As always, Eppel is intimately observant of the natural world around him, as here in “Tracks I Remember”:
Paths with banks of tick-heavy grass tilting
to caress the thigh; roads where dipping
hornbills lead the way, mopani scrub on
either side; tok-tokkies doing headstands,
their fused wings harder than fingernails, taptapping
messages of love; antlion
larvae (doodlebugs) crafting pits of death
where the critical angle of repose
slides crawling insects to their doom;
stink of formic acid, of resin, of
crushed locusts, wings in threatening display.
But Eppel is no displaced Wordsworth-like Romantic just revelling in natural diversity or beauty (though he does that, too): the second stanza of this poem is about human violence, warmongers and soldiers dying and laying their own death-traps. And at times, the natural is deployed to political ends, as in “Winds behaving badly”, where the final bombshell line reveals that the image of the wind has been symbolic all along:
The clouds descend, the firmament grows grey,
a churning wind, bone-cold, assaults the trees,
blowing petals and little girls away
before relaxing to a shirtless breeze.
Again it rises flapping doeks and scarves,
banging casements, matrons, widows, wives...
whistling through cracks, keyholes, while it carves
that look in daddy’s eyes. Run for your lives.
The clouds ascend, the firmament blows blue,

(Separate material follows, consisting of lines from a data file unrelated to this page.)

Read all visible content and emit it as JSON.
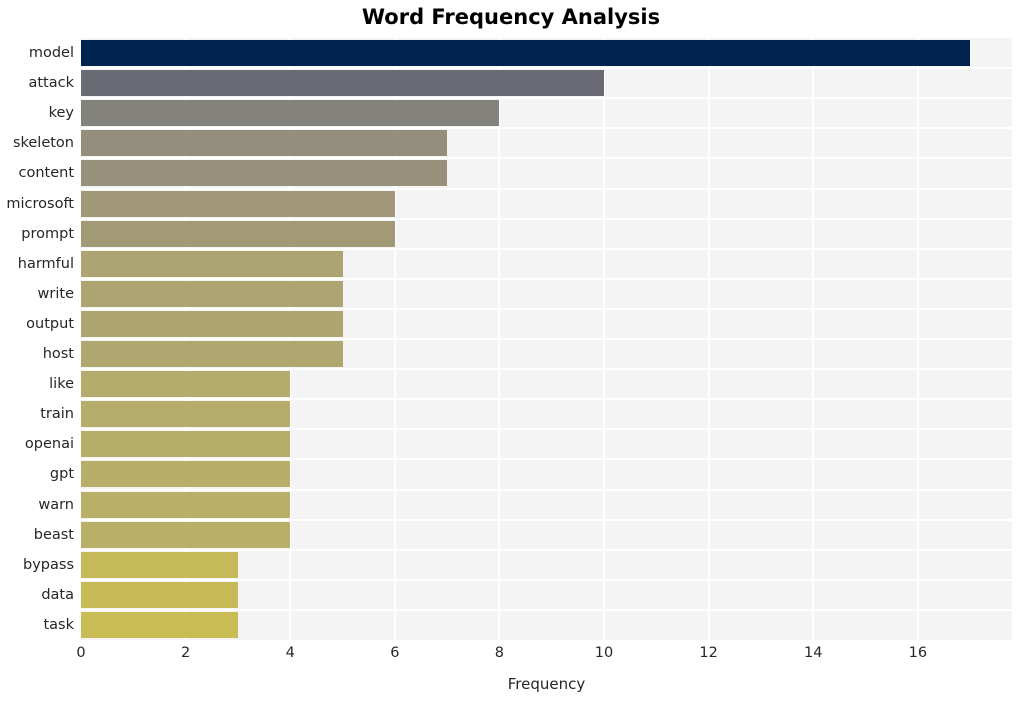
{
  "chart_data": {
    "type": "bar",
    "orientation": "horizontal",
    "title": "Word Frequency Analysis",
    "xlabel": "Frequency",
    "ylabel": "",
    "categories": [
      "model",
      "attack",
      "key",
      "skeleton",
      "content",
      "microsoft",
      "prompt",
      "harmful",
      "write",
      "output",
      "host",
      "like",
      "train",
      "openai",
      "gpt",
      "warn",
      "beast",
      "bypass",
      "data",
      "task"
    ],
    "values": [
      17,
      10,
      8,
      7,
      7,
      6,
      6,
      5,
      5,
      5,
      5,
      4,
      4,
      4,
      4,
      4,
      3,
      3,
      3
    ],
    "series": [
      {
        "name": "Frequency",
        "values": [
          17,
          10,
          8,
          7,
          7,
          6,
          6,
          5,
          5,
          5,
          5,
          4,
          4,
          4,
          4,
          4,
          3,
          3,
          3
        ]
      }
    ],
    "bars": [
      {
        "label": "model",
        "value": 17,
        "color": "#00234f"
      },
      {
        "label": "attack",
        "value": 10,
        "color": "#6a6a74"
      },
      {
        "label": "key",
        "value": 8,
        "color": "#84827d"
      },
      {
        "label": "skeleton",
        "value": 7,
        "color": "#948f7d"
      },
      {
        "label": "content",
        "value": 7,
        "color": "#97917c"
      },
      {
        "label": "microsoft",
        "value": 6,
        "color": "#a09878"
      },
      {
        "label": "prompt",
        "value": 6,
        "color": "#a29a77"
      },
      {
        "label": "harmful",
        "value": 5,
        "color": "#aca472"
      },
      {
        "label": "write",
        "value": 5,
        "color": "#ada471"
      },
      {
        "label": "output",
        "value": 5,
        "color": "#aea571"
      },
      {
        "label": "host",
        "value": 5,
        "color": "#afa670"
      },
      {
        "label": "like",
        "value": 4,
        "color": "#b5ab6c"
      },
      {
        "label": "train",
        "value": 4,
        "color": "#b6ac6b"
      },
      {
        "label": "openai",
        "value": 4,
        "color": "#b7ad6a"
      },
      {
        "label": "gpt",
        "value": 4,
        "color": "#b8ae6a"
      },
      {
        "label": "warn",
        "value": 4,
        "color": "#b9af69"
      },
      {
        "label": "beast",
        "value": 4,
        "color": "#baaf68"
      },
      {
        "label": "bypass",
        "value": 3,
        "color": "#c6b95a"
      },
      {
        "label": "data",
        "value": 3,
        "color": "#c8bb57"
      },
      {
        "label": "task",
        "value": 3,
        "color": "#c9bc55"
      }
    ],
    "xticks": [
      0,
      2,
      4,
      6,
      8,
      10,
      12,
      14,
      16
    ],
    "xticklabels": [
      "0",
      "2",
      "4",
      "6",
      "8",
      "10",
      "12",
      "14",
      "16"
    ],
    "xlim": [
      0,
      17.8
    ],
    "grid": true,
    "legend": null,
    "colormap": "cividis",
    "style": {
      "plot_background": "#f4f4f5",
      "figure_background": "#ffffff",
      "gridline_color": "#ffffff",
      "text_color": "#262626",
      "title_color": "#000000"
    }
  }
}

the rising wind lifts skirts and lashes hair –
what’s true is false, my child, what’s false is true –
the white sheets shaking, raking underwear.
Behaving-badly-winds will not subside
till you, my dears, commit tyrannicide.
This kind of observation is, for some in the decolonising camp, hard to stomach, coming from a white “settler” – a word Eppel still uses to describe his status in Zimbabwe. But he seems to have reached a point in his life where he is defiant about this, as in “A Settler’s Taunt”:
You can deny me
my birth status but
you cannot deny
me my death status:
death will fix me in
the soil forever.
Eppel knows – and as this collection shows – he has written with a wry humanity about members of all sectors of Zimbabwean society, has sent up the pretensions of all groups, not least his own – and not least himself: he is willingly satirical about his own “will-to-form”, for example. He has, in some exemplary ways, transcended a narrow ‘settler-dom’.
It is impossible here to really exemplify the full richness and variety of this collection, which at times shows off Eppel at the height of his humane powers, at other points descends unabashedly into bathos and brief whimsies. It is substantial, at over 80 pages, and as welcome on the subcontinent as anything Eppel has ever written.